How many years did Roman empire last?

Roman Empire (27 BC – 476 AD) The Roman Empire was founded when Augustus Caesar proclaimed himself the first emperor of Rome in 31BC and came to an end with the fall of Constantinople in 1453CE.

What religion were the Byzantines?

The Empire gave rise to the Eastern Orthodox Church. Byzantium was almost always a Christian empire, but over the centuries its Greek-speaking church developed distinct liturgical differences from the Catholic, Latin-speaking church in the West.

Who named Byzantium?

ByzasThe term “Byzantine” derives from Byzantium, an ancient Greek colony founded by a man named Byzas. Located on the European side of the Bosporus (the strait linking the Black Sea to the Mediterranean), the site of Byzantium was ideally located to serve as a transit and trade point between Europe and Asia.

What caused the fall of Roman Empire?

The Roman Empire became less stable over the course of the Third to Fifth centuries CE. Historians point to internal divisions as well as repeated invasions from tribes such as the Huns and the Visigoths as reasons why the Empire fell.

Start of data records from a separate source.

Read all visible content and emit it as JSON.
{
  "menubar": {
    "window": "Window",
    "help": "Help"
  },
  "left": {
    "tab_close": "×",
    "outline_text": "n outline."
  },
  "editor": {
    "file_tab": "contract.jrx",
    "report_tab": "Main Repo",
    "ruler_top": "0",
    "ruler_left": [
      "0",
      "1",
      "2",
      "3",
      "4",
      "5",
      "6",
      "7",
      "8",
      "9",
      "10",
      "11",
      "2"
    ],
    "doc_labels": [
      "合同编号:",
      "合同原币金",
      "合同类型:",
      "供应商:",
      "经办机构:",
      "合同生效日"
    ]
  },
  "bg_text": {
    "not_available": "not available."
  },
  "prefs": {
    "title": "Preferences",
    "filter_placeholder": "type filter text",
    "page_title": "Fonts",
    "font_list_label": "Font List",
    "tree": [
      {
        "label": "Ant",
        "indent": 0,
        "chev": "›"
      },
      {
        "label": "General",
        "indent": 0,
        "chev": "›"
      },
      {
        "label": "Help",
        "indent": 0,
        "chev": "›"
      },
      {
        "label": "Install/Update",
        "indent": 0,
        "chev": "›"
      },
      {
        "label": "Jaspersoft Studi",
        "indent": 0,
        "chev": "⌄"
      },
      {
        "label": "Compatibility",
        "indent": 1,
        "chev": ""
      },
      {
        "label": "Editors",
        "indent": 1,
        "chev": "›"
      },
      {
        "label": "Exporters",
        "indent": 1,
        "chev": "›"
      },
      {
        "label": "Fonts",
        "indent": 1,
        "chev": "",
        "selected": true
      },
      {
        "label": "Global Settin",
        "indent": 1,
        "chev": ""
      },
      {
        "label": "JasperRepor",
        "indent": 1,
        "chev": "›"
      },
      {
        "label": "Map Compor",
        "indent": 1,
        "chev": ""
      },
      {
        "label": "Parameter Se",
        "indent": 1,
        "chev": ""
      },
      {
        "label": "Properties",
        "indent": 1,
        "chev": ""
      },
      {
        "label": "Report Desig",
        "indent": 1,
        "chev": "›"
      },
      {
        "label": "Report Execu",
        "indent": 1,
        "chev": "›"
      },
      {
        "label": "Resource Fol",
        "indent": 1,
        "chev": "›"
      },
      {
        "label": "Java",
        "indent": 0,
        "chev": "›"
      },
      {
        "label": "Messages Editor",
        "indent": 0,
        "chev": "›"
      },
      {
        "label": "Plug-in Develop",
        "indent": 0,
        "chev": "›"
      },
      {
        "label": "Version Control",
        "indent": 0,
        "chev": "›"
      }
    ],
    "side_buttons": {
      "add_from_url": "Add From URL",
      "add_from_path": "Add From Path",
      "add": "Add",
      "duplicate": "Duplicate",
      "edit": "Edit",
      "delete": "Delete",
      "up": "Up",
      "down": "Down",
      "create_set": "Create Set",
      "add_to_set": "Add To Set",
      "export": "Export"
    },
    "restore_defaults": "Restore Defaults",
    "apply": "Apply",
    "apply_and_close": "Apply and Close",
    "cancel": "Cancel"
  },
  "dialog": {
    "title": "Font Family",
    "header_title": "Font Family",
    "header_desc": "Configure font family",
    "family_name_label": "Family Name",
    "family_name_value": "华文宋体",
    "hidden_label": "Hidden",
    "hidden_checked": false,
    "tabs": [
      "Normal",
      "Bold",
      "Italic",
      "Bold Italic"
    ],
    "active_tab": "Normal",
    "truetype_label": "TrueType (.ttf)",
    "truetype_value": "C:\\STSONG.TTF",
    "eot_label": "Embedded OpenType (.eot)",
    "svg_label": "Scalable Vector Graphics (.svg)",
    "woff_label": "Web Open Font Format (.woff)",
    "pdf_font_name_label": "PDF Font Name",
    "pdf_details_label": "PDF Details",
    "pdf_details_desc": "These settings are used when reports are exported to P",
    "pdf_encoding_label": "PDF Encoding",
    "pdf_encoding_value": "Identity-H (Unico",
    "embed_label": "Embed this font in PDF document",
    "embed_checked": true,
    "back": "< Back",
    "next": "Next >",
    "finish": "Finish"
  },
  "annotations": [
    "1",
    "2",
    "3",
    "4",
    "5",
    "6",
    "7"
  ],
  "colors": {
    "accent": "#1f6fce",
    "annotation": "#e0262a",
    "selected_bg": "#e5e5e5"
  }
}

The fall of the Western Roman Empire occurred in 476 CE.

Did East and West Rome fight?

The Battle of the Frigidus, also called the Battle of the Frigid River, was fought between 5–6 September 394 between the army of the Roman emperor Theodosius the Great and the army of the rebel augustus Eugenius ( r ….Battle of the FrigidusEastern Roman Empire VisigothsWestern Roman EmpireCommanders and leaders11 more rows

What was the other name of Byzantium?

ConstantinopleByzantium (/bɪˈzæntiəm, -ʃəm/) or Byzantion (Greek: Βυζάντιον) was an ancient Greek city in classical antiquity that became known as Constantinople in late antiquity and Istanbul today.

What is the new name of Constantinople?

IstanbulThe 1923 Treaty of Lausanne formally established the Republic of Turkey, which moved its capital to Ankara. Old Constantinople, long known informally as Istanbul, officially adopted the name in 1930.

Do any empires still exist?

Today, there are no empires, at least not officially. … Officially, there are no empires now, only 190-plus nation-states. Yet the ghosts of empires past continue to stalk the Earth.

Who founded the city of Byzantium?

The ancient city of Byzantium was founded by Greek colonists from Megara around 657 BCE. According to the historian Tacitus, it was built on the European side of the Strait of Bosporus on the order of the “god of Delphi” who said to build “opposite the land of the blind”.

Where are the Byzantines now?

Today, although the Byzantine Empire is long gone, the city of Constantinople (now called Istanbul) flourishes and is still regarded as a crossroads, both literally and metaphorically, between Europe and Asia.

How did the Romans respond to Christianity?

Christians were occasionally persecuted—formally punished—for their beliefs during the first two centuries CE. But the Roman state’s official position was generally to ignore Christians unless they clearly challenged imperial authority.